Shelagh Doonan shares her experience of the ‘CAT course Zero Carbon Britain’
Centre for Alternative Technology’s 2-day course - ‘Zero Carbon Britain’
Good learning for good purpose
Following our 25th AGM this year (24/9/20, online), three of us each facilitated a short session exploring three different aspects of AMED’s work:
Julie Allen offered a ten-minute illustrated meditation on the theme of thresholds, both inner and outer, and invited us to remember a threshold or epiphany moment in our lives.
Bella Mehta led an insightful half hour exploration enabling us to reflect on the question:
“How might we in AMED increase the diversity of our membership, particularly in relation to people of colour?”

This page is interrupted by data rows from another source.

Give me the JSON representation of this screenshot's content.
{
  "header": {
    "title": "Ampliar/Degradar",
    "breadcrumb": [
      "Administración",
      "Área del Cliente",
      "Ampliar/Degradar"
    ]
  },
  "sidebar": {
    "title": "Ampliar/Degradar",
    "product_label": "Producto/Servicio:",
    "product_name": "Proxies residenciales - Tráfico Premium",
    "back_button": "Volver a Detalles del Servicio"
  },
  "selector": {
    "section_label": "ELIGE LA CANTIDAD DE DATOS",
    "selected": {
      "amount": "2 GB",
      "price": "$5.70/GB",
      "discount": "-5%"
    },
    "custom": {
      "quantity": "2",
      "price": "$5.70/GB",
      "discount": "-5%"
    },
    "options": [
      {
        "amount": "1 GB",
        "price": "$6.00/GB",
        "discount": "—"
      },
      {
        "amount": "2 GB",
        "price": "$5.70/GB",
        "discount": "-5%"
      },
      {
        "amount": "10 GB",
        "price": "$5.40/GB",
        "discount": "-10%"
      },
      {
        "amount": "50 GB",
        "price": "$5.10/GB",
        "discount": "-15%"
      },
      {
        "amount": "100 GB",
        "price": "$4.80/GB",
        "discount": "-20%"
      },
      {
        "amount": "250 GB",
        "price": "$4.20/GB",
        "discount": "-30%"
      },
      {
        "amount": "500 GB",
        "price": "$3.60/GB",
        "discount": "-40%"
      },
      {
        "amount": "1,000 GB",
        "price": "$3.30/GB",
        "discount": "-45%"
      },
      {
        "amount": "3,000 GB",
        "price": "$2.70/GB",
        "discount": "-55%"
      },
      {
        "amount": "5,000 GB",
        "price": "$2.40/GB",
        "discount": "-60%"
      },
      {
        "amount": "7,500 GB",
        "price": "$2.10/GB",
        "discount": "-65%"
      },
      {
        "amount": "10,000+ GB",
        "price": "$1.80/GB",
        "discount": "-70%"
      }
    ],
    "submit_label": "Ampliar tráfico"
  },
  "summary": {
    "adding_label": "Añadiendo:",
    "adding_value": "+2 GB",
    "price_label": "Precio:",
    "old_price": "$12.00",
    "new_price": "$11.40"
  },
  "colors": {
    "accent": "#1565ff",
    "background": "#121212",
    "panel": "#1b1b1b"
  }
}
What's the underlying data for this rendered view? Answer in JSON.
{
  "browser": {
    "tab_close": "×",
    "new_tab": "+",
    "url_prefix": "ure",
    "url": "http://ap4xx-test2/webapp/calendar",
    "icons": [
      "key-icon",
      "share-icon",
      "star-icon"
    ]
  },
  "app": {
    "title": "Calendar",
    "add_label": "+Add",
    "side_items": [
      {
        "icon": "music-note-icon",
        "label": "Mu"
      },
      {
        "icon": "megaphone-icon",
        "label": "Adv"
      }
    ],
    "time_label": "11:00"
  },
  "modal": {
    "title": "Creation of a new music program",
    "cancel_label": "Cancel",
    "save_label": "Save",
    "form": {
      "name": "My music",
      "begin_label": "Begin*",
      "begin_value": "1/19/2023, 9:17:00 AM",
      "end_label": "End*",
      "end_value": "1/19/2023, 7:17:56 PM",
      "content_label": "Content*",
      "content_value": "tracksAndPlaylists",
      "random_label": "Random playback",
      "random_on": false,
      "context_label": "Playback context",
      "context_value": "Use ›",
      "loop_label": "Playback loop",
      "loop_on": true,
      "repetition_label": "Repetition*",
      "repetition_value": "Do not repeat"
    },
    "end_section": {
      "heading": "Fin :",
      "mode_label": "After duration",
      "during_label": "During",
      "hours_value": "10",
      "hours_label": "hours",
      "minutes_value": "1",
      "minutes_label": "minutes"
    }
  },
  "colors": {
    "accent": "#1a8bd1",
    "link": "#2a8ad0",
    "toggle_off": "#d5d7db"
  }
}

Between these two sessions, I called my own ten minutes “Good learning for good purpose” (recording upload to our new AMED Network YouTube Channel) and gave a taste of what was for me one of my stand-out learning experiences: a two-day online course in May 2020 with the Centre for Alternative Technology (CAT) on Zero Carbon Britain.
My end-of-course lightbulb thoughts
Why does this learning event stand out and stay with me so strongly?
Besides great facilitation, there were excellent speakers, including:
transport; housing; food/land-use; energy; well-being; carbon sequestration/peat restoration
Listening to Sonya gave me a series of inspiring lightbulb moments, particularly when she said that her parish of Wedmore (pop. 3.3K) is about one wind turbine away from reaching zero carbon. Her description of the range of macro- (e.g. establishing a solar farm), and micro-projects (e.g. Brownie and Scout Zero Carbon badges) that Green Wedmore have developed, show that Zero Carbon is not only Possible, but is already a Reality at some local levels.
A guiding principle of this course, and of CAT’s work is “Wicked problems need wicked solutions”.
Building alliances across many sectors, multi-solving synergies and virtuous circles- these are illustrated in microcosm in places like Wedmore and many other places across the country that we don’t hear enough about. For instance, there are now about 300 community energy-generation organisations across England and Wales. There has also been a rapid increase in the energy contributions of renewables to the national grid: from 3% to 40% in 15 years.
CAT has recently set up the Zero Carbon Britain Hub & Innovation Lab, to develop and share resources and positive solutions. Following the CAT course, I have been inspired to contribute to this work by collecting and writing up some local stories of carbon-reduction efforts of e.g. a new fruit and veg shop, and our own journey to retro-fit our house.
With thanks to all at CAT.
For CAT Resources (free info, free webinars, research, long and short courses) see
The above notes are also saved in the attached PDF document.